U. S. Navy Captain John Young, the only astronaut to fly spacecraft in the Gemini, Apollo, and Space Shuttle missions, died this week at age 87. Young, an engineer who grew up during the Great Depression in pre-boom Orlando, FL, was too young to serve in WWII. But he joined graduated from Georgia Tech in time to accept a commission in Navy and participate in the Korean War in the surface fleet. Following the war he became an aviator, excelling to the point that he was eventually assigned as a test pilot, and then was tapped as an astronaut at NASA, debuting as a pilot for the Gemini 3 launch in 1962.

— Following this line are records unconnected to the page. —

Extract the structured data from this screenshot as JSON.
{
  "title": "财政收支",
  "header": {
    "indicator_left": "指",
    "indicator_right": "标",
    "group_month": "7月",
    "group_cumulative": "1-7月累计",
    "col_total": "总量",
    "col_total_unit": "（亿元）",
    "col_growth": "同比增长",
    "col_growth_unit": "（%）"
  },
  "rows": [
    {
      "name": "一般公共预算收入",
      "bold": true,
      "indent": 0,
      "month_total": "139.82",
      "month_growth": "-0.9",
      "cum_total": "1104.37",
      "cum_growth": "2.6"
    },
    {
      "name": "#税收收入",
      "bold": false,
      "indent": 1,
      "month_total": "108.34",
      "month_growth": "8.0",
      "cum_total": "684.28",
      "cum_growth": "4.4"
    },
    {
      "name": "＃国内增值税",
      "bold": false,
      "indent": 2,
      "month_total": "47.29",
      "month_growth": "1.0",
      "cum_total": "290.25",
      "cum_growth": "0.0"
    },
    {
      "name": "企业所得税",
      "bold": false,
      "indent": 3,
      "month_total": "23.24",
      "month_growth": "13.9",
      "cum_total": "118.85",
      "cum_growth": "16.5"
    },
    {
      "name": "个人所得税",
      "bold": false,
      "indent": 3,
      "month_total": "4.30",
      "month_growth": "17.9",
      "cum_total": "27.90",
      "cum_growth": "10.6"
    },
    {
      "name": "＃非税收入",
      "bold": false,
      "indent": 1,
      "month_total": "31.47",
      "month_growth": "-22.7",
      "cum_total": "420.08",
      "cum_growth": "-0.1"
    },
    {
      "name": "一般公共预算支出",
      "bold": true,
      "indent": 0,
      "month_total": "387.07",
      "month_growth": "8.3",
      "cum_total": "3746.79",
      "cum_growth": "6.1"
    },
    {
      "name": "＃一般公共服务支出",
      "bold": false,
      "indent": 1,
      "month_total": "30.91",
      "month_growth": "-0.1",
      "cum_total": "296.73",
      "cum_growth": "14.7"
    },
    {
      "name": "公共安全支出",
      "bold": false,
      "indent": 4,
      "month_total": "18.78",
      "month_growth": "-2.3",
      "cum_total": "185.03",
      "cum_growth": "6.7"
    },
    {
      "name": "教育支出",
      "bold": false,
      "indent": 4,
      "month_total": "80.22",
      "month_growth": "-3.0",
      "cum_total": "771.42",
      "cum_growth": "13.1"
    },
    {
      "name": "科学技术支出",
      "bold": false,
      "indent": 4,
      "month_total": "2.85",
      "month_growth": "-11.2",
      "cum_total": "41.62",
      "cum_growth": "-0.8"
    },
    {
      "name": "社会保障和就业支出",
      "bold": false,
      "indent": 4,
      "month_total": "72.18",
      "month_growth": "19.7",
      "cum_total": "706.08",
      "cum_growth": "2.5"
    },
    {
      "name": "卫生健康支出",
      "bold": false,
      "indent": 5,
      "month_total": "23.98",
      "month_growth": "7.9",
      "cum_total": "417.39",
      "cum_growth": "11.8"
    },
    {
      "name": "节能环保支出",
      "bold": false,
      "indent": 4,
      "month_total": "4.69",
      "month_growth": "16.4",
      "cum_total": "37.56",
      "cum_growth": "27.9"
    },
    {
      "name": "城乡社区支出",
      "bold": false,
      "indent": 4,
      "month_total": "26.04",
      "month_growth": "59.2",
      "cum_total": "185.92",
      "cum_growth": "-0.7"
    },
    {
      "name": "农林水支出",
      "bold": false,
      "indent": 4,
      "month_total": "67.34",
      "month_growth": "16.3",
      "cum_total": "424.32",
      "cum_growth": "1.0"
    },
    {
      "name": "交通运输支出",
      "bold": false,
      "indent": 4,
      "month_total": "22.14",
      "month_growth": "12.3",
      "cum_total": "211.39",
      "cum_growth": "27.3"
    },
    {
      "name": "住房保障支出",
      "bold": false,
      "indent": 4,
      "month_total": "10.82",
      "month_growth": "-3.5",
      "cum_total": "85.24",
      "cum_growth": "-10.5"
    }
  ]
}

Young transitioned from the Gemini program, which functioned as a sort of testing platform for space mission equipment and procedures, to the Apollo program–the one that was destined to put men on the Moon. Young flew on Apollo 7 into space in 1968, and then to Moon orbit in 1969. In 1972 Young became the ninth American to walk on the surface of the Moon during eh Apollo 16 mission.
With Americans regularly landing on the Moon by 1973, NASA envisioned a new launch vehicle that would enable the building of a space station and then a science station on the Moon. That launch vehicle became the Space Shuttle, and Young was instrumental as a technical manager at the space agency for that program. Unfortunately the heady days at NASA was derailed by political turmoil during the rest of the 1970s and an emphasis on national defense spending in the 1980s. Although Young flew two early Space Shuttle missions in 1981 and 1983, the destruction of the Challenger in 1986 derailed the program, and any enthusiasm afterwards for manned space exploration was permanently tabled by inward looking Democratic administrations and events related to the 9/11 terrorist attacks.
Nevertheless, Young served for 42 years at NASA, retiring in 2004 at the age of 74. It was an incredible career–he served his nation in peace and war, advanced mankind in terms of pushing the boundaries of the exploration frontier, and helped make space exploration a reality. In short, Young was a real American hero. Not one of these bullshit wannabe media-anointed “social justice heroes” like the anthem-disrespecting Colin Kaepernick, or a self-promoting draft-dodging-bigot sports figure like Mohammad Ali. A real hero, standing shoulder-to-shoulder with other heroes like Guion Bluford (four Shuttle missions), Ronald McNair (two Shuttle missions; killed on the Challenger), and Frederick Gregory (three Shuttle missions and one-time acting NASA Administrator).
It is unfortunate that Young lived long enough to see the dismantling and emasculating of the American space program in the 2010’s, but fortunate in witnessing the upsurge of American space interests in the guise of commercial space companies like SpaceX and Blue Origin. Just when space exploration had degenerated to an international polyglot of orbiting tin-can biological experiments and ill-conceived deep space probes, American ingenuity and the desire to explore beyond the ends of our noses has led to an explosion in space exploration activity. It seems like 1962 all over again. One would imagine that Young died with a faint smile on his lips.